Healthcare IT security company Imprivata, today announced the launch of Imprivata Mobile Device Access (MDA), a mobile authentication solution that enables fast, secure access to clinical mobile devices and applications. The solution extends the Imprivata’s single sign-on technology for authentication and access management (typically used in workstations) to shared mobile devices, empowering organizations to unlock the full potential of mobility in healthcare.
Shared mobile devices facilitate healthcare’s shift to mobility by enabling patient identity management, clinical communications, lab collections, and a number of other workflows at the patient’s bedside. As clinicians become increasingly mobile, however, moving throughout the hospital as they care for patients, the challenge for healthcare organizations is implementing the security measures required for accessing sensitive patient data on these devices without disrupting clinical workflow. Imprivata’s MDA can help get more nurses and clinical staff to use mobile, and in turn help hospitals leverage their investment in these expensive devices.
Imprivata MDA integrates seamlessly with Imprivata OneSign®, healthcare’s leading enterprise SSO and virtual desktop access platform, leveraging the same core infrastructure. This allows organizations to set authentication policies for all workflows from a single platform which reduces TCO and streamlines reporting.
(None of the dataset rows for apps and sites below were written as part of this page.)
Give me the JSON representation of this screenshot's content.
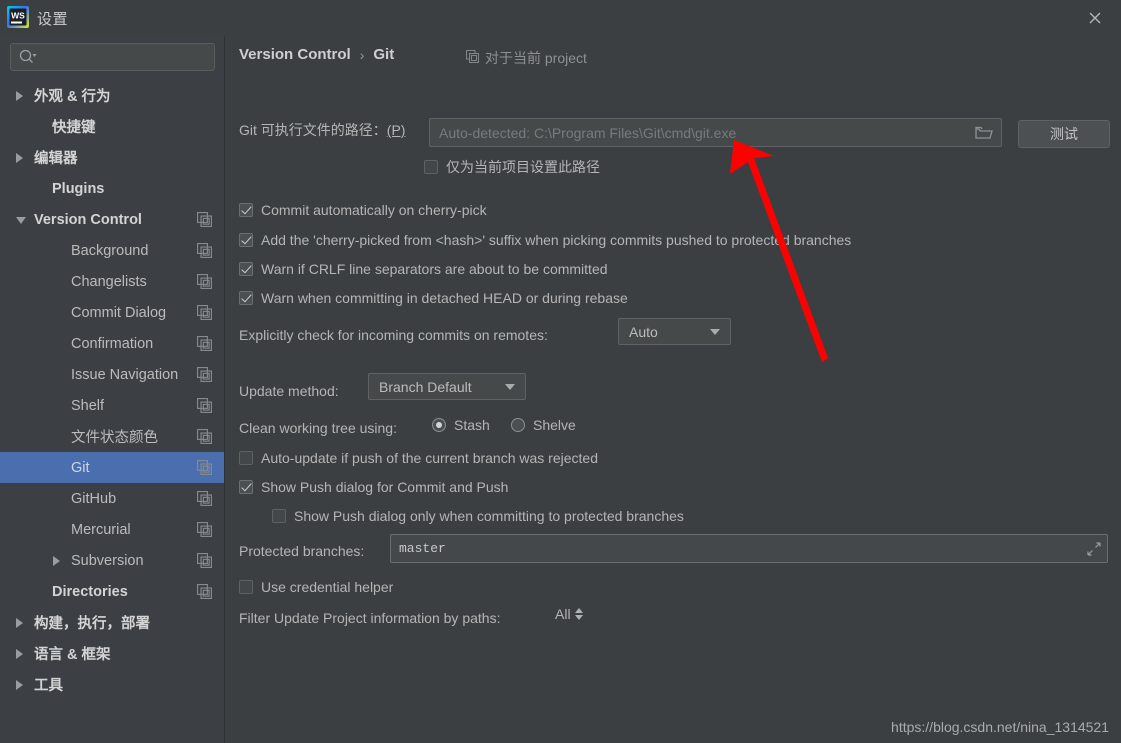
{
  "window": {
    "title": "设置",
    "logo_icon": "webstorm-logo-icon",
    "close_icon": "close-icon"
  },
  "sidebar": {
    "search": {
      "placeholder": "",
      "value": "",
      "icon": "search-icon",
      "dropdown_icon": "chevron-down-icon"
    },
    "items": [
      {
        "label": "外观 & 行为",
        "indent": 0,
        "arrow": "right",
        "bold": true,
        "scope_icon": false,
        "selected": false
      },
      {
        "label": "快捷键",
        "indent": 1,
        "arrow": "none",
        "bold": true,
        "scope_icon": false,
        "selected": false
      },
      {
        "label": "编辑器",
        "indent": 0,
        "arrow": "right",
        "bold": true,
        "scope_icon": false,
        "selected": false
      },
      {
        "label": "Plugins",
        "indent": 1,
        "arrow": "none",
        "bold": true,
        "scope_icon": false,
        "selected": false
      },
      {
        "label": "Version Control",
        "indent": 0,
        "arrow": "down",
        "bold": true,
        "scope_icon": true,
        "selected": false
      },
      {
        "label": "Background",
        "indent": 2,
        "arrow": "none",
        "bold": false,
        "scope_icon": true,
        "selected": false
      },
      {
        "label": "Changelists",
        "indent": 2,
        "arrow": "none",
        "bold": false,
        "scope_icon": true,
        "selected": false
      },
      {
        "label": "Commit Dialog",
        "indent": 2,
        "arrow": "none",
        "bold": false,
        "scope_icon": true,
        "selected": false
      },
      {
        "label": "Confirmation",
        "indent": 2,
        "arrow": "none",
        "bold": false,
        "scope_icon": true,
        "selected": false
      },
      {
        "label": "Issue Navigation",
        "indent": 2,
        "arrow": "none",
        "bold": false,
        "scope_icon": true,
        "selected": false
      },
      {
        "label": "Shelf",
        "indent": 2,
        "arrow": "none",
        "bold": false,
        "scope_icon": true,
        "selected": false
      },
      {
        "label": "文件状态颜色",
        "indent": 2,
        "arrow": "none",
        "bold": false,
        "scope_icon": true,
        "selected": false
      },
      {
        "label": "Git",
        "indent": 2,
        "arrow": "none",
        "bold": false,
        "scope_icon": true,
        "selected": true
      },
      {
        "label": "GitHub",
        "indent": 2,
        "arrow": "none",
        "bold": false,
        "scope_icon": true,
        "selected": false
      },
      {
        "label": "Mercurial",
        "indent": 2,
        "arrow": "none",
        "bold": false,
        "scope_icon": true,
        "selected": false
      },
      {
        "label": "Subversion",
        "indent": 2,
        "arrow": "right",
        "bold": false,
        "scope_icon": true,
        "selected": false
      },
      {
        "label": "Directories",
        "indent": 1,
        "arrow": "none",
        "bold": true,
        "scope_icon": true,
        "selected": false
      },
      {
        "label": "构建，执行，部署",
        "indent": 0,
        "arrow": "right",
        "bold": true,
        "scope_icon": false,
        "selected": false
      },
      {
        "label": "语言 & 框架",
        "indent": 0,
        "arrow": "right",
        "bold": true,
        "scope_icon": false,
        "selected": false
      },
      {
        "label": "工具",
        "indent": 0,
        "arrow": "right",
        "bold": true,
        "scope_icon": false,
        "selected": false
      }
    ]
  },
  "main": {
    "breadcrumb": {
      "parent": "Version Control",
      "separator": "›",
      "current": "Git"
    },
    "scope_hint": {
      "icon": "scope-icon",
      "text": "对于当前 project"
    },
    "path": {
      "label": "Git 可执行文件的路径：",
      "mnemonic": "(P)",
      "value": "",
      "placeholder": "Auto-detected: C:\\Program Files\\Git\\cmd\\git.exe",
      "browse_icon": "folder-icon"
    },
    "test_button": "测试",
    "project_only_checkbox": {
      "label": "仅为当前项目设置此路径",
      "checked": false
    },
    "checkboxes": [
      {
        "label": "Commit automatically on cherry-pick",
        "checked": true
      },
      {
        "label": "Add the 'cherry-picked from <hash>' suffix when picking commits pushed to protected branches",
        "checked": true
      },
      {
        "label": "Warn if CRLF line separators are about to be committed",
        "checked": true
      },
      {
        "label": "Warn when committing in detached HEAD or during rebase",
        "checked": true
      }
    ],
    "incoming_commits": {
      "label": "Explicitly check for incoming commits on remotes:",
      "value": "Auto"
    },
    "update_method": {
      "label": "Update method:",
      "value": "Branch Default"
    },
    "clean_working_tree": {
      "label": "Clean working tree using:",
      "options": [
        {
          "label": "Stash",
          "selected": true
        },
        {
          "label": "Shelve",
          "selected": false
        }
      ]
    },
    "push_checkboxes": [
      {
        "label": "Auto-update if push of the current branch was rejected",
        "checked": false
      },
      {
        "label": "Show Push dialog for Commit and Push",
        "checked": true
      },
      {
        "label": "Show Push dialog only when committing to protected branches",
        "checked": false,
        "nested": true
      }
    ],
    "protected_branches": {
      "label": "Protected branches:",
      "value": "master",
      "expand_icon": "expand-icon"
    },
    "credential_helper": {
      "label": "Use credential helper",
      "checked": false
    },
    "filter_paths": {
      "label": "Filter Update Project information by paths:",
      "value": "All"
    }
  },
  "watermark": "https://blog.csdn.net/nina_1314521",
  "colors": {
    "window_bg": "#3c3f41",
    "sidebar_bg": "#3c4045",
    "selection": "#4b6eaf",
    "field_bg": "#45494a",
    "border": "#5e6264",
    "text": "#bbbbbb",
    "muted_text": "#8d9095",
    "annotation_arrow": "#ff0000"
  }
}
Imprivata MDA works with clinical mobile computers using the Android operating system, including the market-leading Zebra TC51-HC, to remove repetitive manual password entry with a badge tap to gain access. Imprivata MDA also works with many EHR and solution providers, including Epic Rover.
“Just as Imprivata has helped healthcare enable the shift to EHRs by removing the password barrier, we’re now extending that offering out to mobile devices,” said Wes Wright, Chief Technology Officer at Imprivata. “The goal, as we’ve seen with EHRs, is to help healthcare organizations reap the full benefits of their investments in mobile hardware without compromising usability and accessibility for clinicians.”